The Parts Manual shows the Pump as I remembered it, with the twist-off cap at the top. I have a set of manuals for BFA so PM me with your email and I can scan some pages for you. Let me know if/what you need.
Our carburetor was varnished up, and I couldn't clean it up with repeated attempts. Luckily there was "still" a carburetor rebuilder willing to do other than automotive. It ran better after that but the RPM still "hunted." Replaced the Governor Spring and that solved it. Best couple dollars I ever spent on a project! Service manual lists the Spring several steps down in the troubleshooting for "hunting" but wife suggested I just get one instead of tearing the governor apart and what all else. That BFA is a genuine Power Plant, not the glorified mower engine the newer ones are.
Rectangular but rounded relay, contacts in a row? Or more like a cube, four contacts arranged like a Capital "E"?
Either way, if this works, you're that quintessential Happy Camper.
Let us know how you do...
New baseplate and ordinary coach-mounted tow bar around 14-1500. Half or less used. Then a braking system. 200 or more used to who-knows new. Ready Brute Tow Bar combines a nice aluminum bar WITH a braking system. Definitely an option to look at. Then Plus Labor... Or Not, if you can install. Install instructions by specific models is available for most of this stuff.
Remove and replace is not all that difficult.
First, STUDY the LINKAGE carefully and Document How it Goes with CLOSEUP Photos. Then...
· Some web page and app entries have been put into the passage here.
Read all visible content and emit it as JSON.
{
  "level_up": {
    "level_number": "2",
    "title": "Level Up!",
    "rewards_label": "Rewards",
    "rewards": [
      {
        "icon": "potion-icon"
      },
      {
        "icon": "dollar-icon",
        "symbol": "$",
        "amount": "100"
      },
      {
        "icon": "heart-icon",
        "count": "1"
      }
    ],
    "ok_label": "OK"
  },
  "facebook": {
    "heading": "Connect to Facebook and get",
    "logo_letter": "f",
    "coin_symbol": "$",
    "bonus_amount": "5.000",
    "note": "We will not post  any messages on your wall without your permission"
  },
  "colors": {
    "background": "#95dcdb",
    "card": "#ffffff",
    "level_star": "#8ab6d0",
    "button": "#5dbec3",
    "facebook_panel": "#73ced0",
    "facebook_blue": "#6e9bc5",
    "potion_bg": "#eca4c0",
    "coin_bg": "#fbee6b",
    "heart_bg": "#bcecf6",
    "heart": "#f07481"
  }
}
One or two T-30 screws have to come out, then air filter off. Disconnect fuel line and electrical connector. Two long 10mm screws through Filter, Blower Housing, Gasket, Carb, Gasket.
Then put the air filter wingnut on upside down. Use that as a purchase to pry the filter base and blower housing far enough away from the carb to clear the choke and throttle plates. Disconnect Choke and Throttle/Governor Linkage. You've got it in your hand.
Looking at Home Depot, they show a 4-ft Werner-brand ladder
that's like my Husky. Even green, so I'm thinking there's some private labeling going on here.
The step-up from our cockpit floor to the house floor is 8" and the ladder just fits. Catches the edge of the bunk but nothing sticking up above it.
Do you think you'll want to expand the bunk every time you go to use it, or leave it in "bed mode?" The first C we had, we left it in bed mode and had to, as we'd stuffed a residential queen mattress up there. Made getting between cockpit and house a little difficult, but we had 5' clearance and were not climbing up an 8" or more ledge either.
The ladder we tried first in the older Class C (5-ft climb) was a "Skinny Mini" that looks a lot like the Cosco versions.
Quality product but not very successful in the cabover bunk application. Nice wide steps but it has to be opened to use, and that made for an extra pair of legs to find a footing for.
You can see both Costo and Skinny Mini on Amazon. A whole lot easier than crawling through the Home Depot web maze.
I got the 5-ft aluminum step ladder I mentioned before from Ace Hardware. The Big Box stores seem to have 4-ft and 6-ft but not 5-ft. I paid more for 5-ft at Ace than 6-ft at Big Box. Walmart probably has them.